        • Spaghetti Town says:

          Have Aer Lingus been admitted to the JV yet? I know it was planned?

          VS going under could no doubt impact that.

        • Chrisasaurus says:

          Well theres also the option C you allude to in the article – that the CMA are already considering breaking up the JV net of VS issues, so they could see VS survive and lose the JV anyway…

        • Mikeact says:

          The US love jv’s …. they will certainly kick up a fuss with any changes or meddling. Likewise, American will be really upset.
          I don’t see the breakup as a foregone (speculation) conclusion at all.
          And even if Virgin survive , for how long and in what sort of shape for long term survival, based on the current management team.

          • Rhys says:

            I’m not sure the CMA cares about whether American will be really upset or not…

        • ChrisBCN says:

          Rob, you are assuming that if Virgin goes bust, the JV is more likely to go. I can’t see any evidence that this would be the case, as per my original comment.

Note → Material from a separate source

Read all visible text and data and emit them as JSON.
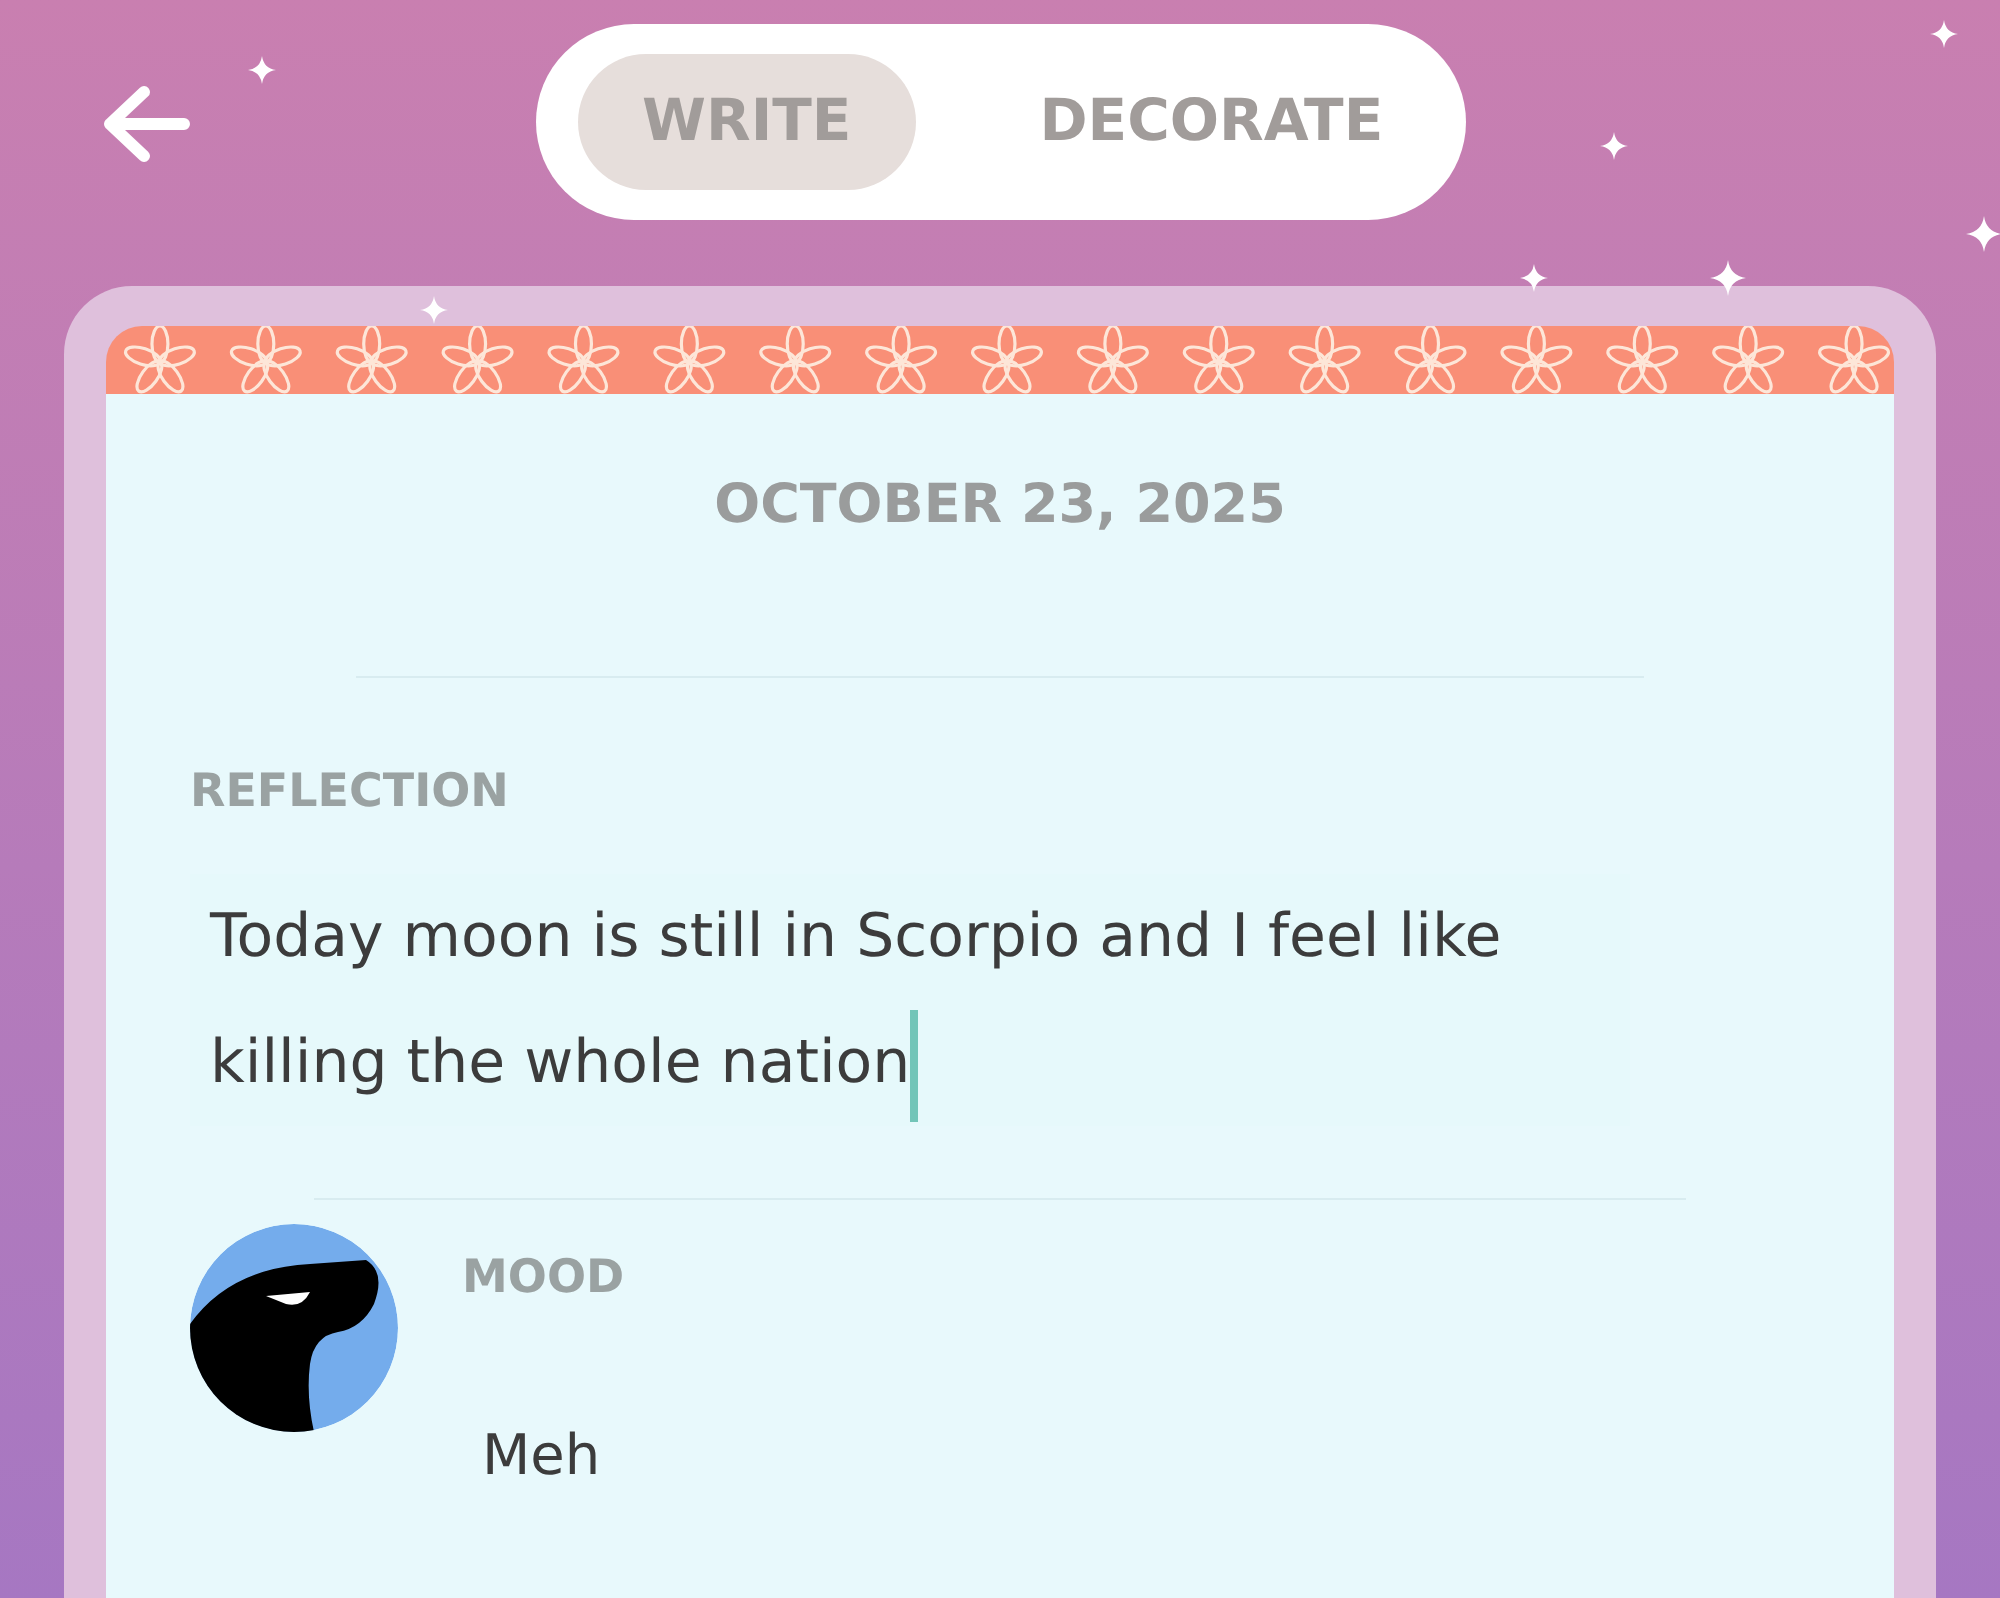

What is there that makes you think this is the case?

          • Rob says:

            Isn’t it logical that if the CMA was unhappy with the current JV even with Virgin / Delta providing good competititon, and Norwegian keeping prices down, that they are going to look even more carefully if Virgin and Norwegian fail? Seems blatantly obvious.

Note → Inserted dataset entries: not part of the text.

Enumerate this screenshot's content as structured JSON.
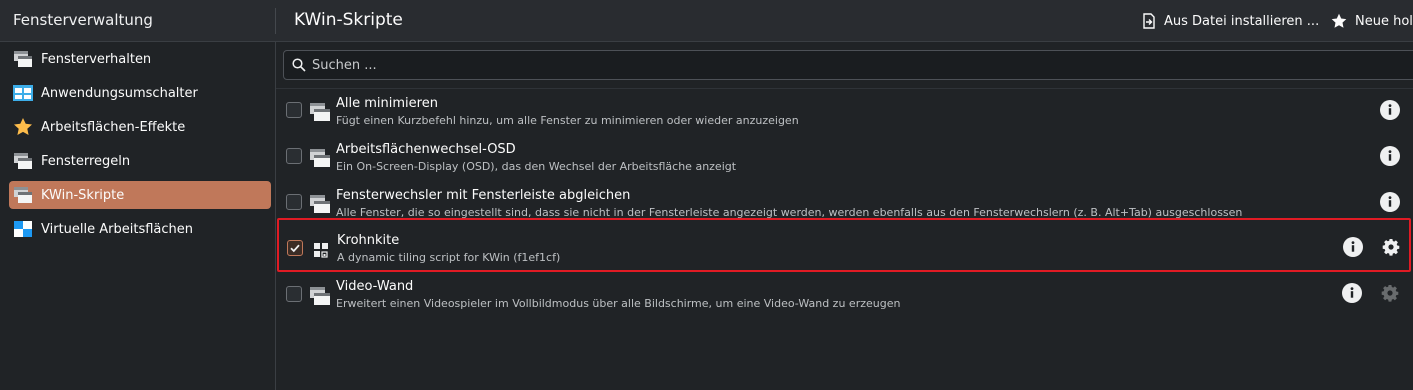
{
  "header": {
    "left_title": "Fensterverwaltung",
    "page_title": "KWin-Skripte",
    "install_label": "Aus Datei installieren ...",
    "new_label": "Neue hole"
  },
  "sidebar": {
    "items": [
      {
        "label": "Fensterverhalten",
        "icon": "window-icon"
      },
      {
        "label": "Anwendungsumschalter",
        "icon": "task-switcher-icon"
      },
      {
        "label": "Arbeitsflächen-Effekte",
        "icon": "star-icon"
      },
      {
        "label": "Fensterregeln",
        "icon": "window-icon"
      },
      {
        "label": "KWin-Skripte",
        "icon": "window-icon",
        "active": true
      },
      {
        "label": "Virtuelle Arbeitsflächen",
        "icon": "virtual-desktops-icon"
      }
    ]
  },
  "search": {
    "placeholder": "Suchen ..."
  },
  "scripts": [
    {
      "title": "Alle minimieren",
      "description": "Fügt einen Kurzbefehl hinzu, um alle Fenster zu minimieren oder wieder anzuzeigen",
      "checked": false
    },
    {
      "title": "Arbeitsflächenwechsel-OSD",
      "description": "Ein On-Screen-Display (OSD), das den Wechsel der Arbeitsfläche anzeigt",
      "checked": false
    },
    {
      "title": "Fensterwechsler mit Fensterleiste abgleichen",
      "description": "Alle Fenster, die so eingestellt sind, dass sie nicht in der Fensterleiste angezeigt werden, werden ebenfalls aus den Fensterwechslern (z. B. Alt+Tab) ausgeschlossen",
      "checked": false
    },
    {
      "title": "Krohnkite",
      "description": "A dynamic tiling script for KWin (f1ef1cf)",
      "checked": true
    },
    {
      "title": "Video-Wand",
      "description": "Erweitert einen Videospieler im Vollbildmodus über alle Bildschirme, um eine Video-Wand zu erzeugen",
      "checked": false
    }
  ],
  "colors": {
    "accent": "#c0785a",
    "highlight_border": "#e01b24",
    "background": "#202326"
  }
}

          • ChrisBCN says:

            No Rob, it isn’t. London to North America you have Delta and United Vs AA/BA. Three separate parties. Delta and United are strong enough to effectively compete. Also don’t forget that JetBlue have slots and plans to compete too, albeit that might be delayed now.

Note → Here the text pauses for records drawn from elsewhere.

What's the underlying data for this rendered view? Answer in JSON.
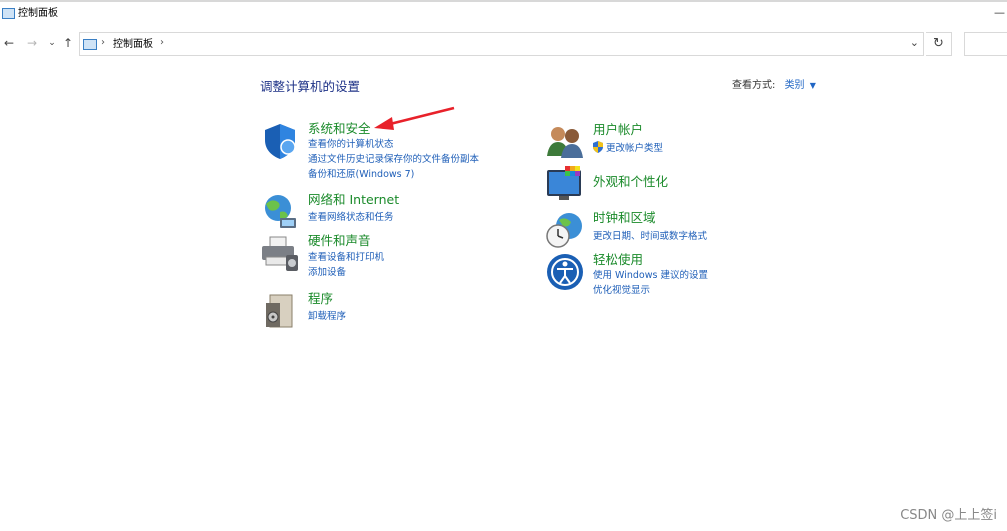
{
  "window": {
    "title": "控制面板",
    "minimize": "—"
  },
  "nav": {
    "back": "←",
    "forward": "→",
    "recent": "⌄",
    "up": "↑"
  },
  "address": {
    "sep1": "›",
    "crumb": "控制面板",
    "sep2": "›",
    "dropdown": "⌄",
    "refresh": "↻"
  },
  "main": {
    "heading": "调整计算机的设置",
    "view_label": "查看方式:",
    "view_value": "类别",
    "view_arrow": "▼"
  },
  "categories": {
    "system_security": {
      "title": "系统和安全",
      "links": [
        "查看你的计算机状态",
        "通过文件历史记录保存你的文件备份副本",
        "备份和还原(Windows 7)"
      ]
    },
    "network": {
      "title": "网络和 Internet",
      "links": [
        "查看网络状态和任务"
      ]
    },
    "hardware": {
      "title": "硬件和声音",
      "links": [
        "查看设备和打印机",
        "添加设备"
      ]
    },
    "programs": {
      "title": "程序",
      "links": [
        "卸载程序"
      ]
    },
    "user_accounts": {
      "title": "用户帐户",
      "links": [
        "更改帐户类型"
      ]
    },
    "appearance": {
      "title": "外观和个性化",
      "links": []
    },
    "clock_region": {
      "title": "时钟和区域",
      "links": [
        "更改日期、时间或数字格式"
      ]
    },
    "ease_access": {
      "title": "轻松使用",
      "links": [
        "使用 Windows 建议的设置",
        "优化视觉显示"
      ]
    }
  },
  "watermark": "CSDN @上上签i",
  "colors": {
    "heading": "#1e3287",
    "category_title": "#1a8a2a",
    "link": "#1f5fb8",
    "annotation_arrow": "#e8212a"
  }
}
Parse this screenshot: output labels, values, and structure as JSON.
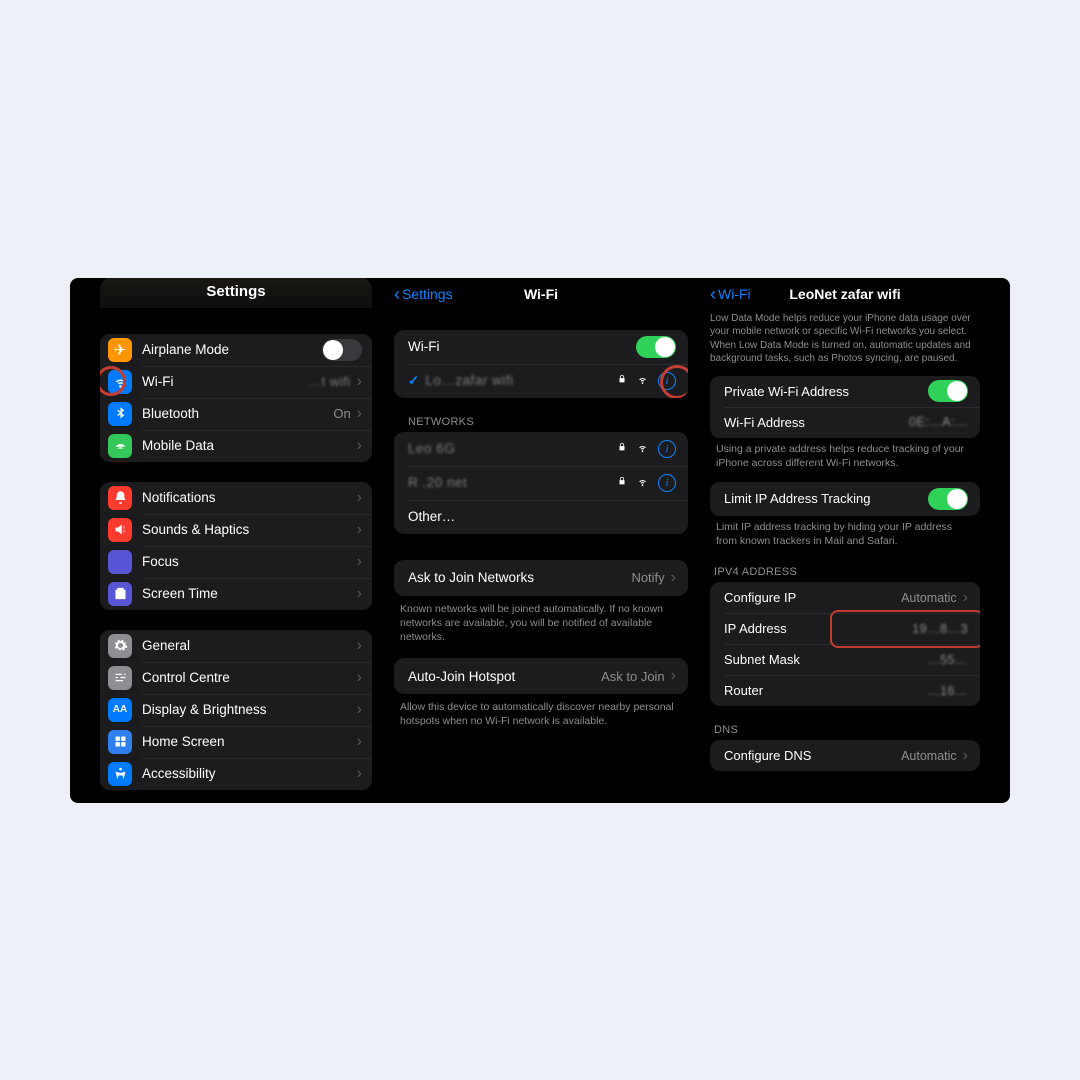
{
  "left": {
    "title": "Settings",
    "airplane": "Airplane Mode",
    "wifi": "Wi-Fi",
    "wifi_val": "…t wifi",
    "bluetooth": "Bluetooth",
    "bluetooth_val": "On",
    "mobile": "Mobile Data",
    "notifications": "Notifications",
    "sounds": "Sounds & Haptics",
    "focus": "Focus",
    "screentime": "Screen Time",
    "general": "General",
    "control": "Control Centre",
    "display": "Display & Brightness",
    "home": "Home Screen",
    "accessibility": "Accessibility"
  },
  "mid": {
    "back": "Settings",
    "title": "Wi-Fi",
    "wifi_label": "Wi-Fi",
    "connected": "Lo…zafar wifi",
    "networks_header": "NETWORKS",
    "net1": "Leo 6G",
    "net2": "R .20 net",
    "other": "Other…",
    "ask_label": "Ask to Join Networks",
    "ask_val": "Notify",
    "ask_footer": "Known networks will be joined automatically. If no known networks are available, you will be notified of available networks.",
    "auto_label": "Auto-Join Hotspot",
    "auto_val": "Ask to Join",
    "auto_footer": "Allow this device to automatically discover nearby personal hotspots when no Wi-Fi network is available."
  },
  "right": {
    "back": "Wi-Fi",
    "title": "LeoNet zafar wifi",
    "lowdata": "Low Data Mode helps reduce your iPhone data usage over your mobile network or specific Wi-Fi networks you select. When Low Data Mode is turned on, automatic updates and background tasks, such as Photos syncing, are paused.",
    "private": "Private Wi-Fi Address",
    "wifi_addr_label": "Wi-Fi Address",
    "wifi_addr_val": "0E:…A:…",
    "private_footer": "Using a private address helps reduce tracking of your iPhone across different Wi-Fi networks.",
    "limit": "Limit IP Address Tracking",
    "limit_footer": "Limit IP address tracking by hiding your IP address from known trackers in Mail and Safari.",
    "ipv4_header": "IPV4 ADDRESS",
    "config": "Configure IP",
    "config_val": "Automatic",
    "ip": "IP Address",
    "ip_val": "19…8…3",
    "subnet": "Subnet Mask",
    "subnet_val": "…55…",
    "router": "Router",
    "router_val": "…16…",
    "dns_header": "DNS",
    "dns_config": "Configure DNS",
    "dns_val": "Automatic"
  }
}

          • Rob says:

            Feel free to email the CMA if you feel strongly about this. I believe there was a period where submissions were allowed.

          • ChrisBCN says:

            I’m just questioning your assumption that the JV is more at risk with Virgin gone than Virgin alive, I don’t believe it is, the logic is thin. Sorry!

          • ChrisBCN says:

            And I’m slightly perplexed that you direct me to the CMA for questioning what was the main thrust behind your story! 🙂

          • Murdoch says:

            Don’t worry Chris, it’s the standard arrogant Rob reply of not accepting his view is wrong or questionable, followed by indirect assumption that you’re stupid, followed by silence. 😂

            One of his comments in this thread is “put simply, BA has 2 simple options: a) or b)” and when questioned on the options, states they are clearly just speculation. Unfortunately this style of writing reminds me very much of people I deal with in the City. State your opinion as fact, and defend it to your death, even if you’re not really convinced by it yourself

          • Mikeact says:

            I thought that there were other carriers as well, stopping off at London before going on Westwards. And anyway, how many carriers do we want across the pond from the UK, 3,4,5, more ? It seems to me that every airport in the land has a US option, holiday charters as well. And how many flights from Europe are there…talk about spoilt for choice. I really don’t see the problem.

      • Lady London says:

        I am inspired though by Bill and Melinda Gates. I believe they’re genuinely using wealth to do good in ways their resources and input are needed to actually change (rather than feed) issues they decide to focus on.

        So business is feeding into good there IMV.

    • ken says:

      The routes the Commission looked at were London to North America (5 routes) and Madrid to Miami.

  • jimA says:

    or BA is just keeping quiet in case it needs a bailout if lockdown lasts a long time ?

    • Rob says:

      Because BA has traded debt, it automatically qualifies for money from the same pot that easyJet, IHG and Wizz Air have used. It doesn’t even need a special bailout. I’m not sure why it isn’t taking this money now.

      • Kruggs says:

        Probably because they’re still negotiating on the amount. I’m sure they’ll take it soon

      • Spaghetti Town says:

        Because this is a good excuse to get rid of legacy staff.

        They may still take the loan in the coming weeks, but it just seems a little bit fishy to me.